Now, two years later, the couple's three-year "vegetation abatement" contract with EDF Renewables represents half their farm's income.

Sheep farmer Lyndsey Smith cradles a two-day-old lamb born under a solar panel. The Shady Creek Lamb Company has a three-year contract to control vegetation at the 80-hectare EDF Renwables site on Galetta Side Road. (Hallie Cotnam/CBC)

Growing flock

Their flock has now grown to more than 400, including 175 lambs. Their goal is to have 500 ewes birthing 750 lambs per year. 

Every couple days, Moore and Smith move the animals from one patch of grass to the next. The sheep munch on tall grasses, weeds, Manitoba maple alders, vines and raspberry canes — unwanted vegetation with the potential to block sunlight or cause damage to the solar panels.

Chris Moore urges the flock toward its next meal. The sheep are herded onto fresh patches of grass every couple of days, and a big part of the work involves erecting temporary fencing to keep them there. (Hallie Cotnam/CBC)

"Shade is the enemy of a solar site, so we keep the plants from growing up in front of the panels and shading [them]," Smith said.

The solar company also lets them mow a "first cut," which serves as feed for the flock over the winter. The sheep do the rest, leaving a smaller carbon footprint and virtually eliminating the need for herbicides.

Weeds, alders, vines, tall grasses and raspberry canes can grow over the edge of the solar panels, creating unwanted shade. (Hallie Cotnam/CBC)

Hardy breeds

A trio of guard dogs protect the flock from predators such as coyotes, while the couple's herding dog, Dash, a blue heeler/border collie mix, helps shift the sheep from one patch to the next.

The flock includes Border Cheviots, Romanovs and a Coopworth mixes, breeds known for easy birthing and forging strong bonds between mother and lamb. The family farm is 10 kilometres away, so the "solar ewes" must be hardy and independent.

The symbiotic partnership helps EDF Renewables power 7,000 homes, according to the company's website.
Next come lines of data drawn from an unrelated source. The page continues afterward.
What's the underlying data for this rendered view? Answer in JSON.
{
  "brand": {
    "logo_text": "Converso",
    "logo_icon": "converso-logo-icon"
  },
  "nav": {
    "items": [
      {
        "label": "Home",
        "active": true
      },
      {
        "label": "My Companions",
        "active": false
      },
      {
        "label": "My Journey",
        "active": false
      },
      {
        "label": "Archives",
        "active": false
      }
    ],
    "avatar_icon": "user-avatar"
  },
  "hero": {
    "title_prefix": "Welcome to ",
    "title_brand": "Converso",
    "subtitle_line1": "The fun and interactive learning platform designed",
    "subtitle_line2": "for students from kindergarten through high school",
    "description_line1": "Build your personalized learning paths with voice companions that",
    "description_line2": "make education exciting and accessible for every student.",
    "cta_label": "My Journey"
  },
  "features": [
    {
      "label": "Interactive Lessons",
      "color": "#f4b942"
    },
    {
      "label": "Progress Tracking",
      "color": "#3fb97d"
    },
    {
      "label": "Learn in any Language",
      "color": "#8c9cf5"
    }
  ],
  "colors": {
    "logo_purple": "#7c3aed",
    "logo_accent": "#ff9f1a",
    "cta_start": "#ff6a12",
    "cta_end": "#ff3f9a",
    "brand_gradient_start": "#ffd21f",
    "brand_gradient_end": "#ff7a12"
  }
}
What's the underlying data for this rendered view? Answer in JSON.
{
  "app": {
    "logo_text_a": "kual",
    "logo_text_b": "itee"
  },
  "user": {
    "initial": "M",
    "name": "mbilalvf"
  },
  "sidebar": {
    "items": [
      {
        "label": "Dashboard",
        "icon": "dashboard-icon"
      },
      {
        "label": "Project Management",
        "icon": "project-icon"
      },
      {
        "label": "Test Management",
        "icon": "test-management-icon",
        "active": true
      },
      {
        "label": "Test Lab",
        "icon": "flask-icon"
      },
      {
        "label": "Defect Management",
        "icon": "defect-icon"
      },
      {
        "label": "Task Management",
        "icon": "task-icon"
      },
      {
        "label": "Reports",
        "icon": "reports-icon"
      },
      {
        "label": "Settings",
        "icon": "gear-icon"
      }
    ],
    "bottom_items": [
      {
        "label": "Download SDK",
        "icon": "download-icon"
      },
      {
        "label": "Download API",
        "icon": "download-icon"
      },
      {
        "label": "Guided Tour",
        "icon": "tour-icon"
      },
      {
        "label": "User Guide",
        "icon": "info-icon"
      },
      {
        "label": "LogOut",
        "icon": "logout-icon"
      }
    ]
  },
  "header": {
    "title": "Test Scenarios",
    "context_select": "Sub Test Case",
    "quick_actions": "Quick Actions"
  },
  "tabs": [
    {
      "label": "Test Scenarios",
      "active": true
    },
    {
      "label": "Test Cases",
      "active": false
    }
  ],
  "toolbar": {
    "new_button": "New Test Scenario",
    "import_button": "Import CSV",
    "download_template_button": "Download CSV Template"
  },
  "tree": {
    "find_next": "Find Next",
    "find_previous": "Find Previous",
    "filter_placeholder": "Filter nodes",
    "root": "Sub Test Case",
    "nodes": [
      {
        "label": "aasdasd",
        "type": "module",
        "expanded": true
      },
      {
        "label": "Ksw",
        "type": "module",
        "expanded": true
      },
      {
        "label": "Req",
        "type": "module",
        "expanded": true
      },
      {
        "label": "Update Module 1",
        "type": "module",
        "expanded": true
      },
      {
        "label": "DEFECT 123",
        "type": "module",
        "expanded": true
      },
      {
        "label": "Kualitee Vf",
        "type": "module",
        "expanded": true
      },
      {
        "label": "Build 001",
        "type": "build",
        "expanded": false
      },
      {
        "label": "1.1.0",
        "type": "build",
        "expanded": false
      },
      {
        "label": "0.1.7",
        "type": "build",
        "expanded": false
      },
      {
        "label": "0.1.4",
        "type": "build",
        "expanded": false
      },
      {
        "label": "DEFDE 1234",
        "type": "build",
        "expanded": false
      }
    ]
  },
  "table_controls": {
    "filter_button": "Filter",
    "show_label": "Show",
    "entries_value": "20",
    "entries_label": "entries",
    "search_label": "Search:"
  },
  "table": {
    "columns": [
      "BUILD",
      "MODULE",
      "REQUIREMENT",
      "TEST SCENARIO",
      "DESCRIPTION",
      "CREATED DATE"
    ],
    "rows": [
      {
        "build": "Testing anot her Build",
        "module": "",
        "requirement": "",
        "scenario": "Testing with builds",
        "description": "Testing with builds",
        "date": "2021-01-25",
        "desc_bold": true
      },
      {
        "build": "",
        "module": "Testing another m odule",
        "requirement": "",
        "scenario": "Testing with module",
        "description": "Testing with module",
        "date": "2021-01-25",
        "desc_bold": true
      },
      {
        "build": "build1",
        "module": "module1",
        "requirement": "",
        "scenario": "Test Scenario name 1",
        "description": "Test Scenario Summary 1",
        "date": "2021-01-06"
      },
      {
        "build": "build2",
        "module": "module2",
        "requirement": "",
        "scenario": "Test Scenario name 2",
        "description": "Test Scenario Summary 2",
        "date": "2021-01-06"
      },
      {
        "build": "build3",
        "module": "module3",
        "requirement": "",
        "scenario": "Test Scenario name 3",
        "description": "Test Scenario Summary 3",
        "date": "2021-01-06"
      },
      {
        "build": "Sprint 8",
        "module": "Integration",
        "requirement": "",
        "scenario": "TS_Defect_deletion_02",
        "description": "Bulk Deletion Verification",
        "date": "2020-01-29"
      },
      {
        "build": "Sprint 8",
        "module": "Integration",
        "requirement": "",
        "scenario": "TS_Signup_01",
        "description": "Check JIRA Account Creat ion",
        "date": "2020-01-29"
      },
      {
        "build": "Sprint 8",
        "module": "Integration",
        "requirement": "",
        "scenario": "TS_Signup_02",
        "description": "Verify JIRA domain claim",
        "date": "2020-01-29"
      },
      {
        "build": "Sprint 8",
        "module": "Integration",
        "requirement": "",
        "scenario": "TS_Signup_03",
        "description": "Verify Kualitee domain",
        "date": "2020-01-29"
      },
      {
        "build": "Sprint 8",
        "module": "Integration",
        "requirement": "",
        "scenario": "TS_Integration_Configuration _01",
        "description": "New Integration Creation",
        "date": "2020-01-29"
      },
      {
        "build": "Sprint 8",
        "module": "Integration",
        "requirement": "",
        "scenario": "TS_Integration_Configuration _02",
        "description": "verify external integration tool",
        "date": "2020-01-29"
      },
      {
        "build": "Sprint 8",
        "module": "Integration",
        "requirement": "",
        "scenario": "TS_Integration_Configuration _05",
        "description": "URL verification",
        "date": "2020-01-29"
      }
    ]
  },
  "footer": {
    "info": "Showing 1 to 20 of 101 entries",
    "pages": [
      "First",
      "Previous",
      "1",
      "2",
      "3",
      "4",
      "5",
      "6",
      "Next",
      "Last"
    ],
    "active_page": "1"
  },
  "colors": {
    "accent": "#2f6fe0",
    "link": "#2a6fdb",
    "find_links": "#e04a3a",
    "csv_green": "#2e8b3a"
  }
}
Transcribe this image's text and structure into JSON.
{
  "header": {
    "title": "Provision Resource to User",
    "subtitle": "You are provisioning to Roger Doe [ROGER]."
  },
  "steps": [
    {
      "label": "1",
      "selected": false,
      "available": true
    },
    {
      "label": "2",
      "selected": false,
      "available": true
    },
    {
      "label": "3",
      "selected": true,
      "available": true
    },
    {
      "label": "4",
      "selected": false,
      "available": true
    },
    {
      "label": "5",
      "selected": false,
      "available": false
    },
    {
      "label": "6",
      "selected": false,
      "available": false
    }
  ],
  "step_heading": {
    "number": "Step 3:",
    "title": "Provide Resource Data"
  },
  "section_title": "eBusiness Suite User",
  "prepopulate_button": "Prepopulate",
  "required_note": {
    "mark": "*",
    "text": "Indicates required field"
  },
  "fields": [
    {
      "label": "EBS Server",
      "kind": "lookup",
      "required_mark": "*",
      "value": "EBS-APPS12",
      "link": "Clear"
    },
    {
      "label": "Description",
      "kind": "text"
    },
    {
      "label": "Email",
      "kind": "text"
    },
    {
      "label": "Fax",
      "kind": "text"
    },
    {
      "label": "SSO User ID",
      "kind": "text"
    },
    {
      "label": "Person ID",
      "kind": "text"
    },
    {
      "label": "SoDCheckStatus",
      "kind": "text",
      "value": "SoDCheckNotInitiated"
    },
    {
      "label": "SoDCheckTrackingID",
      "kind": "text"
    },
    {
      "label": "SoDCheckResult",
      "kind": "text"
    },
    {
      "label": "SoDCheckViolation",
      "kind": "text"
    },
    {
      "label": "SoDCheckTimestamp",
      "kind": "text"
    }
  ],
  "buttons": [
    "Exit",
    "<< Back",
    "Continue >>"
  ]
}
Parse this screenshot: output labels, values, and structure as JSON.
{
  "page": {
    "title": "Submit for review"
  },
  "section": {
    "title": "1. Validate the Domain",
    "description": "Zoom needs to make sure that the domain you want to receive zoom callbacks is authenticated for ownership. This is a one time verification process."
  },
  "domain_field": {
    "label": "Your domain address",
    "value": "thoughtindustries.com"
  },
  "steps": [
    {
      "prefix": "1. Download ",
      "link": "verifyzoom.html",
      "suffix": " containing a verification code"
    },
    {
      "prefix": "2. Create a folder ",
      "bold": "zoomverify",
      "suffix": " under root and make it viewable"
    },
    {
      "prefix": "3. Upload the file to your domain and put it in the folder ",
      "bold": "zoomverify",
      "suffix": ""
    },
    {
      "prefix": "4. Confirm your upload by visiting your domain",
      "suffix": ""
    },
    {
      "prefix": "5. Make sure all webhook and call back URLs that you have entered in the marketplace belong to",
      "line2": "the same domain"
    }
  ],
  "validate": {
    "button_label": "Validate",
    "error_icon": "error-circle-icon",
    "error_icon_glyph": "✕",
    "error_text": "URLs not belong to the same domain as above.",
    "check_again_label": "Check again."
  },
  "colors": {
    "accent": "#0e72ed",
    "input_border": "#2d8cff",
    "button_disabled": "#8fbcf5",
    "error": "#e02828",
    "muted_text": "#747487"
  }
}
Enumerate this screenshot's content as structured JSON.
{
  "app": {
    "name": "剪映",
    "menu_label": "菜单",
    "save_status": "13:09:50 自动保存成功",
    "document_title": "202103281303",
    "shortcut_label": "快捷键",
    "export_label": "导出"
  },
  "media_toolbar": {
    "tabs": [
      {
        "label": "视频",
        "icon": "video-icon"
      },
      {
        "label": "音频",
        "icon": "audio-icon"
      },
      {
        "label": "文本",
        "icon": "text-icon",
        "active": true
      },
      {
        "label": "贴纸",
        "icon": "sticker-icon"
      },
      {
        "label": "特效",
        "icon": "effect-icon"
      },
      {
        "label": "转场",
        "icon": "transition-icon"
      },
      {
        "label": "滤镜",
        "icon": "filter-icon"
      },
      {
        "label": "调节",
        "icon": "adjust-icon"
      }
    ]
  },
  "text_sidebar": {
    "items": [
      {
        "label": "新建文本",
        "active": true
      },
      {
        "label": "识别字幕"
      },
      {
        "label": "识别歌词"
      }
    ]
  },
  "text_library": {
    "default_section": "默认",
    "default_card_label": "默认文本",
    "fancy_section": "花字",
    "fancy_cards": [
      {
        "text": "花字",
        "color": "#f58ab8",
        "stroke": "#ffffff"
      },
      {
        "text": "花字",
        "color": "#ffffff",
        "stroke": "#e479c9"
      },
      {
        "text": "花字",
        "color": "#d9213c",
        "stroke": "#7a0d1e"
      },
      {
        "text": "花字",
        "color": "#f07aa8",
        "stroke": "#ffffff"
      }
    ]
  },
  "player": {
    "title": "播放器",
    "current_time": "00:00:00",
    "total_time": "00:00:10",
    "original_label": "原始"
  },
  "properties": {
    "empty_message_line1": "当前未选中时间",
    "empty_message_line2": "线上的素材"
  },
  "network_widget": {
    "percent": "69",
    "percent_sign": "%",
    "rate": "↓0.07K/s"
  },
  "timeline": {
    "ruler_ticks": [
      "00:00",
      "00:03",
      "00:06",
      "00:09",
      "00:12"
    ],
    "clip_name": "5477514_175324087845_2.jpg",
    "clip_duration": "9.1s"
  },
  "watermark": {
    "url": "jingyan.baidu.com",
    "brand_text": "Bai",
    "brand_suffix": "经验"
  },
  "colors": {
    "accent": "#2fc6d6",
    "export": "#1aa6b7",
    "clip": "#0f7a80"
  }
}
Chris Moore and Lyndsey Smith have been able to expand their Shady Creek Lamb Company by partnering with EDF Renewables, which pays the farming couple for 'vegetation abatement.' (Hallie Cotnam/CBC)

It has also allowed the Shady Creek Lamb Company to expand without the crippling cost of buying land within Ottawa city limits. There's lots of competition for available land, said Moore, 37, and that drives up prices.

"There's a lot of corn and soybeans in the area — cash croppers. We have pressure from urban sprawl, which is huge. Dairy farmers are always competing for farmland. Speculators, developers, [and] foreign investors," he said.

"Now, we can grow food and fibre, and they still produce electricity."

Lambs are born at the solar site. A trio of guard dogs helps protect them from predators such as coyotes. (Hallie Cotnam/CBC)

Before, Smith never used the term "solar farm," because she didn't see the operations as farms at all.

"It's a power station, really. We feel like we're bringing the farm back to it," she said. "[Locals] were really pleased to see sheep and livestock back on this land."

A ewe stands guard over her two-day old lamb under the shade of a solar panel. (Hallie Cotnam/CBC)

CBC Radio's Ottawa Morning